** AVAILABLE DATA follows **

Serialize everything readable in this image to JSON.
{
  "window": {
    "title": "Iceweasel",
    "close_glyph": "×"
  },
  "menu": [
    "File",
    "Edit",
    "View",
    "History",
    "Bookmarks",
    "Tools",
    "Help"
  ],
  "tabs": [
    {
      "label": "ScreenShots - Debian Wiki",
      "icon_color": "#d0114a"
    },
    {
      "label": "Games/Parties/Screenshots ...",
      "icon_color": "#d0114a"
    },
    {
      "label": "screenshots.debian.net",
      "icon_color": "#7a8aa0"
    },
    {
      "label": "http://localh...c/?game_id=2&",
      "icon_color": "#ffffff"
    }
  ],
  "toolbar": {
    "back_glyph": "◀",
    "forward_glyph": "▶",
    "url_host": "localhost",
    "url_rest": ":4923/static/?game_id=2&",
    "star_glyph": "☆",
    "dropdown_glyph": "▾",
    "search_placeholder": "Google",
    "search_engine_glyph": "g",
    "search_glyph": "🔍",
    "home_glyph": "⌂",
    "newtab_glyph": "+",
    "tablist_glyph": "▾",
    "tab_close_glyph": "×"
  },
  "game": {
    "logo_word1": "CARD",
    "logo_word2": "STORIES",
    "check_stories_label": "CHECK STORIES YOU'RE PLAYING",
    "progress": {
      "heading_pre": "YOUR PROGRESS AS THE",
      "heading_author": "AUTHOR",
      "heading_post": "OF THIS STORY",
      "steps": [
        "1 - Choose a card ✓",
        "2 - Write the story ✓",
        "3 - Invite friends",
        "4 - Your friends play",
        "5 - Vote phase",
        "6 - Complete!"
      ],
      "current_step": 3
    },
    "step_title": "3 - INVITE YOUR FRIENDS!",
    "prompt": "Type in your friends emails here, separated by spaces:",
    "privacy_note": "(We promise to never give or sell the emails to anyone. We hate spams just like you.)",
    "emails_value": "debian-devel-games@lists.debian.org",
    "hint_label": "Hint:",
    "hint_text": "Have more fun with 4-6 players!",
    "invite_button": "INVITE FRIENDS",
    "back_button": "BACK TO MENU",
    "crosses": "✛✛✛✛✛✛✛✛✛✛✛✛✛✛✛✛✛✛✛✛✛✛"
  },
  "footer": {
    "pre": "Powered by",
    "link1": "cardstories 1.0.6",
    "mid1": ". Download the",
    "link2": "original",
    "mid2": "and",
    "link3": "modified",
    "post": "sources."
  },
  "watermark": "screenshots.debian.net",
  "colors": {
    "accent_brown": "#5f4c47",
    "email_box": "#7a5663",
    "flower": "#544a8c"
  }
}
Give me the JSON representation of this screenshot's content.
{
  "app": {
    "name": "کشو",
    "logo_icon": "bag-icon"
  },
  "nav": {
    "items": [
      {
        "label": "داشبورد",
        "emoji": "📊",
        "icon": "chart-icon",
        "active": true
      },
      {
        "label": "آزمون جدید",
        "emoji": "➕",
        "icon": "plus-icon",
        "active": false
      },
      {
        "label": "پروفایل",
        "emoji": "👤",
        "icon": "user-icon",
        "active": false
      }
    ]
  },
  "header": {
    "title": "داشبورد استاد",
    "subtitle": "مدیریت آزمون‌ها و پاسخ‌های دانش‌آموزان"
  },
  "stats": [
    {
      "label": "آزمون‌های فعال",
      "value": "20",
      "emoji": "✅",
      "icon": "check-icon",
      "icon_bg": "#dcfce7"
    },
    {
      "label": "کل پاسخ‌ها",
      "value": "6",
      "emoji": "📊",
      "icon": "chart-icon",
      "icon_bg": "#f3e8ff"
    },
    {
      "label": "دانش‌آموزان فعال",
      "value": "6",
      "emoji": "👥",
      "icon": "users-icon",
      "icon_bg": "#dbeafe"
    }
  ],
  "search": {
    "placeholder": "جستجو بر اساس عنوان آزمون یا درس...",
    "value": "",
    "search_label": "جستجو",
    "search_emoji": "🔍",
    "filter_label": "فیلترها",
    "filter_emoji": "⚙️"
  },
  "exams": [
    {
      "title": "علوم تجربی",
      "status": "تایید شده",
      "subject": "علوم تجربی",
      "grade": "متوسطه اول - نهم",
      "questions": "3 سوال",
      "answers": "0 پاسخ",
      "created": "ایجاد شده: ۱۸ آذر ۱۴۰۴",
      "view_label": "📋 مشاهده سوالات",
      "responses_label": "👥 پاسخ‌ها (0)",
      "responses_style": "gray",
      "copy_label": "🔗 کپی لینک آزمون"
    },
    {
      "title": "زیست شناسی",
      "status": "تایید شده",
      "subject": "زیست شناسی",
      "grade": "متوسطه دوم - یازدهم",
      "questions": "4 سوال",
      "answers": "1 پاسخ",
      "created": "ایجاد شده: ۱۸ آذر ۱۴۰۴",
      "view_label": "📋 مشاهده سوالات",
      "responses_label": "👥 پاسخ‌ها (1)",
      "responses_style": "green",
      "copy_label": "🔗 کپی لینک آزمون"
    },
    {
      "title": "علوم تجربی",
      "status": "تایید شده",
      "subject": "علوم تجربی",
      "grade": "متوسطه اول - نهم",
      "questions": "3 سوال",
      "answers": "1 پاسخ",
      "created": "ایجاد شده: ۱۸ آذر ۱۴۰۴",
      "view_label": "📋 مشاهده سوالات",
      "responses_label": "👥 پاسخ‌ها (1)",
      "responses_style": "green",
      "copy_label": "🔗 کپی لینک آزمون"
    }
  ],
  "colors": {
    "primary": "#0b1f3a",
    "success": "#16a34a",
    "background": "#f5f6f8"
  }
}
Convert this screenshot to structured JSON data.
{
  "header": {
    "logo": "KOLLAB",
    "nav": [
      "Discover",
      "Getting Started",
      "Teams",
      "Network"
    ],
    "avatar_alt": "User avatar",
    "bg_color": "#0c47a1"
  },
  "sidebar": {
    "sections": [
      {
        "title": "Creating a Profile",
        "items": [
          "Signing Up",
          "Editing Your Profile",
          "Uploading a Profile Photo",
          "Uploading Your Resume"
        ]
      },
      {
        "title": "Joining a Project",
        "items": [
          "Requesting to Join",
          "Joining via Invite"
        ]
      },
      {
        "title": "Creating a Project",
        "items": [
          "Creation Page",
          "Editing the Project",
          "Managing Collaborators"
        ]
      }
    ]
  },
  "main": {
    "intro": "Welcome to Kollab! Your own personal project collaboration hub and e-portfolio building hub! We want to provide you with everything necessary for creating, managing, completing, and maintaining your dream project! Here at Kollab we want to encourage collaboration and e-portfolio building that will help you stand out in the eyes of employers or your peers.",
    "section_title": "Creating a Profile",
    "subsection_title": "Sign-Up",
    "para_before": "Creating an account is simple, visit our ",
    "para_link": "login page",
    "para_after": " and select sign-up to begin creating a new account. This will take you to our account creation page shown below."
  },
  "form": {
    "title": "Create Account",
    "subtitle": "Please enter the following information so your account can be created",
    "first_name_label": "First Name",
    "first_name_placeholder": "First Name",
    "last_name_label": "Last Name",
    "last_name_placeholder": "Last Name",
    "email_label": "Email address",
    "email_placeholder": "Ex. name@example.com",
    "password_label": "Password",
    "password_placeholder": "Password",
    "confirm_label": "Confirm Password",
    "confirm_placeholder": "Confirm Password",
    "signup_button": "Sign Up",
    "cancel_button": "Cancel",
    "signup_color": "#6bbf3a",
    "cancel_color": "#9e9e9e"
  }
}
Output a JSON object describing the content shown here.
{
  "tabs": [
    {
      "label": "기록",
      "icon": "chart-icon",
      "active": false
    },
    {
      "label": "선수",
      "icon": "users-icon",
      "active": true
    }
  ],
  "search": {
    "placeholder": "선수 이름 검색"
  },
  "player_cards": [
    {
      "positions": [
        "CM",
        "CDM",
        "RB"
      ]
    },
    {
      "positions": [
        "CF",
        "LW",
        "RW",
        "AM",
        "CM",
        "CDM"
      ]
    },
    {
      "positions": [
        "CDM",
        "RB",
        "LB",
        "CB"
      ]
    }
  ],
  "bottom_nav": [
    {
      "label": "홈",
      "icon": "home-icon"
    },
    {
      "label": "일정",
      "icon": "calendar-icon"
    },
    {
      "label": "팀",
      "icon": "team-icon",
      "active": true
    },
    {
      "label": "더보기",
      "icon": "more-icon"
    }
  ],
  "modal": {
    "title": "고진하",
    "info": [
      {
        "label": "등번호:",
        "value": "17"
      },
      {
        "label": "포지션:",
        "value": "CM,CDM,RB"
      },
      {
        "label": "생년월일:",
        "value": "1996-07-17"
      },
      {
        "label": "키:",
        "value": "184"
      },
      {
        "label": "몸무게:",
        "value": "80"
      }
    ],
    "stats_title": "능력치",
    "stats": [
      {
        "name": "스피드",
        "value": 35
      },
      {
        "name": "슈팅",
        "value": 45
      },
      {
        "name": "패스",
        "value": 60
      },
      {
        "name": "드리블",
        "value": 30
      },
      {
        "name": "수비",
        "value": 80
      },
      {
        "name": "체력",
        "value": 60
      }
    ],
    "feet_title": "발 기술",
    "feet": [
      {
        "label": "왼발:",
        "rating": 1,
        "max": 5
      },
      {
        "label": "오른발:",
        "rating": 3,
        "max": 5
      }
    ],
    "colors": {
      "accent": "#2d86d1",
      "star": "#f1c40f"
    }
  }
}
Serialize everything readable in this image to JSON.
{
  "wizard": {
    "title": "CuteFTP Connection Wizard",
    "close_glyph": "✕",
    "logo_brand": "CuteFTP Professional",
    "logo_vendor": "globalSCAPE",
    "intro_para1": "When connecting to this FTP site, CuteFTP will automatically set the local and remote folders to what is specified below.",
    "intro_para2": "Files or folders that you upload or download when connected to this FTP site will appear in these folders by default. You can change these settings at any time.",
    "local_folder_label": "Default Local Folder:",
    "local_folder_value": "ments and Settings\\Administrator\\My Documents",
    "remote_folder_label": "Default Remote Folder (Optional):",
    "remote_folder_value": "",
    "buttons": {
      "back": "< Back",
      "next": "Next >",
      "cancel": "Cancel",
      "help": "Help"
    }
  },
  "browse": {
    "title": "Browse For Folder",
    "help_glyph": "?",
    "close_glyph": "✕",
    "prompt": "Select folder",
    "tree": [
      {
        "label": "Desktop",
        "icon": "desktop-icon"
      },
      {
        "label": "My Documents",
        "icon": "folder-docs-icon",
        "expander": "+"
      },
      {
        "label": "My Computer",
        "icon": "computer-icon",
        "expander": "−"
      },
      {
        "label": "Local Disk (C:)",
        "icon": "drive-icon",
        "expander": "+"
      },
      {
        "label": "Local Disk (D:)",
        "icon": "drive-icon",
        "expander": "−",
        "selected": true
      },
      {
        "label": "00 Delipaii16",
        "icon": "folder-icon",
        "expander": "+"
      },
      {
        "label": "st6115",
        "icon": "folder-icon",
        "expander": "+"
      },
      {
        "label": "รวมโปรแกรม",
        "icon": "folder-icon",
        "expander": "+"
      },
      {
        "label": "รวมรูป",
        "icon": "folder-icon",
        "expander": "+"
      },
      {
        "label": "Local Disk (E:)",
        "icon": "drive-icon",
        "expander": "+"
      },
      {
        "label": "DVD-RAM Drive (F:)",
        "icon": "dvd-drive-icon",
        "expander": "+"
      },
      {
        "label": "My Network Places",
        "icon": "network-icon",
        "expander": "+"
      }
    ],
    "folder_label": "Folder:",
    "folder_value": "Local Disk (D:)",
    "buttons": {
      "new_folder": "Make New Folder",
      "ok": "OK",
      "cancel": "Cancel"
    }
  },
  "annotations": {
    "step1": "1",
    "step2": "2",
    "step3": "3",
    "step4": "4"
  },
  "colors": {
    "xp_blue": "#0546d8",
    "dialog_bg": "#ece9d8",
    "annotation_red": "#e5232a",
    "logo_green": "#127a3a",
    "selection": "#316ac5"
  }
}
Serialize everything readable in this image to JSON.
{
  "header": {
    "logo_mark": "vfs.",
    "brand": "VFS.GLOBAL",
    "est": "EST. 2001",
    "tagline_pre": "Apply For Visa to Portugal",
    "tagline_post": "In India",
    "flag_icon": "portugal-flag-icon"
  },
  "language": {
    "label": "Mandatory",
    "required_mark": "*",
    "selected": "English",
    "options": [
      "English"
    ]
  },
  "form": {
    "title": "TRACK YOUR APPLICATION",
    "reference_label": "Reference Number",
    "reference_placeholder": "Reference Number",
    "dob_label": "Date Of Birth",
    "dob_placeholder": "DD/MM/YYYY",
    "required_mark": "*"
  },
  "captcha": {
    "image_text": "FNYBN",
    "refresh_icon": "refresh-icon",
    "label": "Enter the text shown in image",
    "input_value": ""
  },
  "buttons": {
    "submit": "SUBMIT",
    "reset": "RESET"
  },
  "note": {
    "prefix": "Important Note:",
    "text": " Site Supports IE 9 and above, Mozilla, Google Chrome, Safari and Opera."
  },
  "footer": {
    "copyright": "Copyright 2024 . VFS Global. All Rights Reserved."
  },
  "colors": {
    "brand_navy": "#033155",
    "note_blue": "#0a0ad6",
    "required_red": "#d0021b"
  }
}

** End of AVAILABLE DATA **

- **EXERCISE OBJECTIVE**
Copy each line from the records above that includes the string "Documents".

- **COMPLETED EXERCISE**
    "local_folder_value": "ments and Settings\\Administrator\\My Documents",
        "label": "My Documents",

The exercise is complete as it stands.